While Shaffer was stripped of his security clearance,[5] and placed on indefinite unpaid suspension, the investigation of the Defense Department's inspector general concluded that "DIA officials did not reprise against LTC Shaffer, in either his civilian or military capacity, for making disclosures regarding Able Danger".[2] Investigations by both the Defense Department's inspector general and the Senate Intelligence Committee concluded that Able Danger did not identify any 9/11 hijacker before September 11, 2001.[9]

Censored memoirs[edit]

With the help of ghostwriter and researcher Jacqueline Salmon,[1] Shaffer published memoirs of his time as a reports officer in Afghanistan in book titled Operation Dark Heart. The Defense Department bought and destroyed 10,000 copies of the book's first, uncensored run, before allowing the release of a second, censored printing with redactions on approximately 250 pages.[10]

Current work[edit]

Shaffer was appointed in the summer of 2013 as a senior fellow to the London Center for Policy Research.[11] He co-wrote a novel with William H. Keith, The Last Line, which was released in June 2013.[12][13] Shaffer was a member of Donald Trump's 2020 campaign advisory board.[14]

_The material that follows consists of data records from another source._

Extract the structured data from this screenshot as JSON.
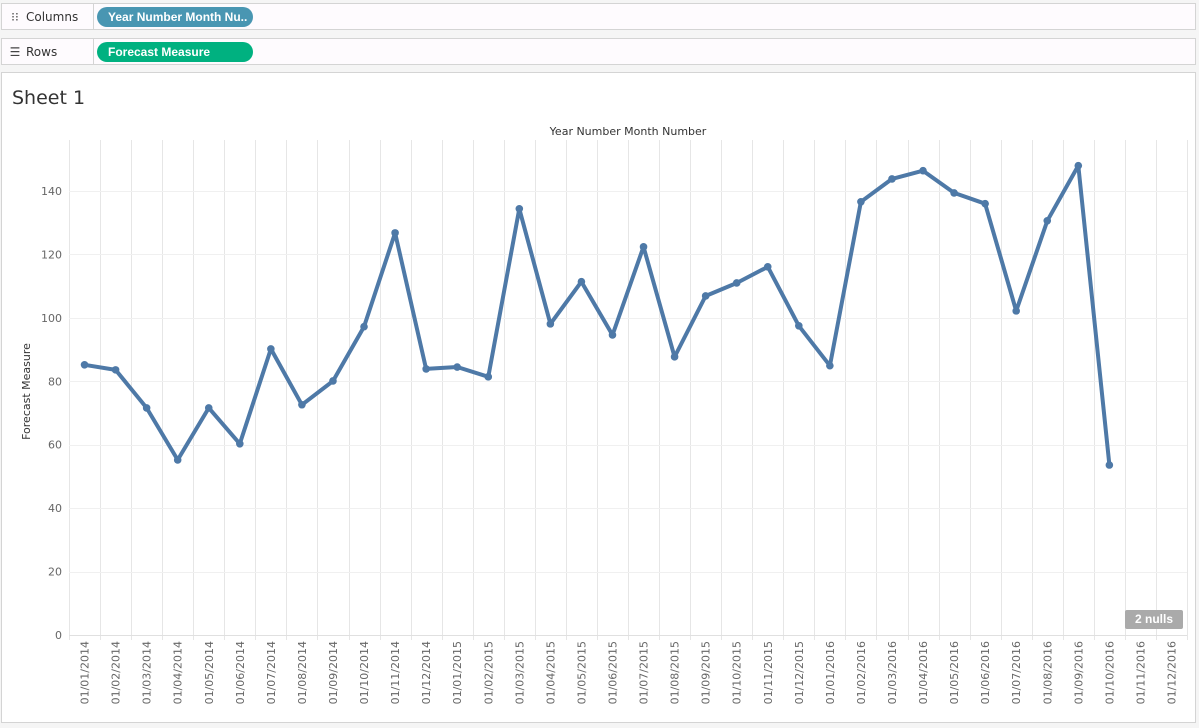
{
  "shelves": {
    "columns": {
      "label": "Columns",
      "icon": "columns-icon",
      "pill": "Year Number Month Nu..",
      "pill_color": "#4996b2"
    },
    "rows": {
      "label": "Rows",
      "icon": "rows-icon",
      "pill": "Forecast Measure",
      "pill_color": "#00b180"
    }
  },
  "sheet": {
    "title": "Sheet 1"
  },
  "nulls_badge": "2 nulls",
  "chart_data": {
    "type": "line",
    "title": "Year Number Month Number",
    "xlabel": "Year Number Month Number",
    "ylabel": "Forecast Measure",
    "ylim": [
      0,
      155
    ],
    "yticks": [
      0,
      20,
      40,
      60,
      80,
      100,
      120,
      140
    ],
    "grid": true,
    "line_color": "#4e79a7",
    "categories": [
      "01/01/2014",
      "01/02/2014",
      "01/03/2014",
      "01/04/2014",
      "01/05/2014",
      "01/06/2014",
      "01/07/2014",
      "01/08/2014",
      "01/09/2014",
      "01/10/2014",
      "01/11/2014",
      "01/12/2014",
      "01/01/2015",
      "01/02/2015",
      "01/03/2015",
      "01/04/2015",
      "01/05/2015",
      "01/06/2015",
      "01/07/2015",
      "01/08/2015",
      "01/09/2015",
      "01/10/2015",
      "01/11/2015",
      "01/12/2015",
      "01/01/2016",
      "01/02/2016",
      "01/03/2016",
      "01/04/2016",
      "01/05/2016",
      "01/06/2016",
      "01/07/2016",
      "01/08/2016",
      "01/09/2016",
      "01/10/2016",
      "01/11/2016",
      "01/12/2016"
    ],
    "series": [
      {
        "name": "Forecast Measure",
        "values": [
          85.2,
          83.6,
          71.6,
          55.2,
          71.6,
          60.3,
          90.2,
          72.6,
          80.1,
          97.2,
          126.8,
          83.9,
          84.5,
          81.4,
          134.4,
          98.1,
          111.4,
          94.6,
          122.4,
          87.7,
          106.9,
          111.0,
          116.1,
          97.5,
          84.9,
          136.6,
          143.8,
          146.4,
          139.4,
          136.0,
          102.2,
          130.6,
          148.0,
          53.6,
          null,
          null
        ]
      }
    ]
  }
}
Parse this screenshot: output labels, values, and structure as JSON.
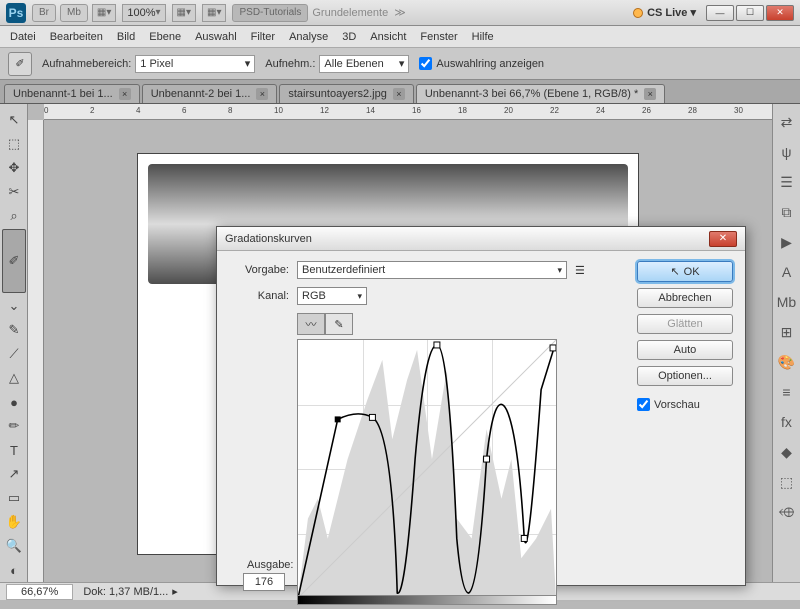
{
  "topbar": {
    "br": "Br",
    "mb": "Mb",
    "zoom": "100%",
    "psd": "PSD-Tutorials",
    "grund": "Grundelemente",
    "more": "≫",
    "cs": "CS Live ▾"
  },
  "menu": [
    "Datei",
    "Bearbeiten",
    "Bild",
    "Ebene",
    "Auswahl",
    "Filter",
    "Analyse",
    "3D",
    "Ansicht",
    "Fenster",
    "Hilfe"
  ],
  "options": {
    "sample_lbl": "Aufnahmebereich:",
    "sample_val": "1 Pixel",
    "sample2_lbl": "Aufnehm.:",
    "sample2_val": "Alle Ebenen",
    "ring": "Auswahlring anzeigen"
  },
  "tabs": [
    {
      "label": "Unbenannt-1 bei 1..."
    },
    {
      "label": "Unbenannt-2 bei 1..."
    },
    {
      "label": "stairsuntoayers2.jpg"
    },
    {
      "label": "Unbenannt-3 bei 66,7% (Ebene 1, RGB/8) *",
      "active": true
    }
  ],
  "ruler_ticks": [
    "0",
    "2",
    "4",
    "6",
    "8",
    "10",
    "12",
    "14",
    "16",
    "18",
    "20",
    "22",
    "24",
    "26",
    "28",
    "30"
  ],
  "statusbar": {
    "zoom": "66,67%",
    "doc": "Dok: 1,37 MB/1..."
  },
  "dialog": {
    "title": "Gradationskurven",
    "preset_lbl": "Vorgabe:",
    "preset_val": "Benutzerdefiniert",
    "channel_lbl": "Kanal:",
    "channel_val": "RGB",
    "output_lbl": "Ausgabe:",
    "output_val": "176",
    "ok": "OK",
    "cancel": "Abbrechen",
    "smooth": "Glätten",
    "auto": "Auto",
    "opts": "Optionen...",
    "preview": "Vorschau"
  },
  "tools": [
    "↖",
    "⬚",
    "✥",
    "✂",
    "⌕",
    "✐",
    "⌄",
    "✎",
    "⟋",
    "△",
    "●",
    "✏",
    "T",
    "↗",
    "▭",
    "✋",
    "🔍",
    "◐"
  ],
  "right_icons": [
    "⇄",
    "ψ",
    "☰",
    "⧉",
    "▶",
    "A",
    "Mb",
    "⊞",
    "🎨",
    "≡",
    "fx",
    "◆",
    "⬚",
    "⬲"
  ]
}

  1. ^ a b Vlahos, Kelley B. (2011-01-14). "Lt. Col Shaffer vs. the Pentagon". Original. Retrieved 2021-04-03.
  2. ^ a b c "DEPARTMENT OF DEFENSE OFFICE OF THE INSPECTOR GENERAL REPORT OF INVESTIGATION CASE NUMBER H05L97905217" (PDF). United States Department of Defense. Archived (PDF) from the original on 2019-11-03.
  3. ^ "London Center For Policy Research". Retrieved 2021-04-01.
  4. ^ "Pentagon Revokes 'Able Danger' Officer's Clearance". Associated Press. 2015-03-25. Retrieved 2021-04-01.
  5. ^ a b "Able-Danger Officer Disciplined". Retrieved 2021-04-01.
  6. ^ "Able Danger and the 9/11 Attacks." Unclassified Draft Statement by Anthony A. Shaffer, Lt. Col., U.S. Army, House Armed Services Committee, February 15, 2006.
  7. ^ Bennett, Brian; Burger, Timothy J.; Waller, Douglas (2005-08-14). "Was Mohammed Atta Overlooked?". Time. ISSN 0040-781X. Retrieved 2021-04-04.
  8. ^ "Senate Intelligence Committee Letter on ABLE DANGER" (PDF). Federation of American Scientists. Archived (PDF) from the original on 2007-02-07.
  9. ^ a b "Trump's team is considering Anthony Shaffer, a controversial former Army officer, for a senior defense role". Newsweek. 2016-12-14. Retrieved 2021-04-01.
  10. ^ Shane, Scott (2010-09-18). "Secrets in Plain Sight in Censored Book's Reprint". The New York Times. p. A9. ISSN 0362-4331. Retrieved 2010-09-26.
  11. ^ "LtCol Anthony Shaffer - London Center for Policy Research - National Security, Energy, and Risk Analysis". 3 July 2014. Archived from the original on 6 April 2017. Retrieved 5 April 2017.
  12. ^ Shaffer, Anthony; Keith, William H. (4 June 2013). The Last Line: A Novel. Thomas Dunne Books. ISBN 978-1250007759.
  13. ^ Shaffer, Anthony, and William H. Keith. The Last Line. New York, NY: St. Martin's Paperbacks, 2014. ISBN 1250048508 OCLC 852658420
  14. ^ "False claims blur line between mass shootings, 2020 politics". AP NEWS. 2021-04-20. Retrieved 2021-07-09.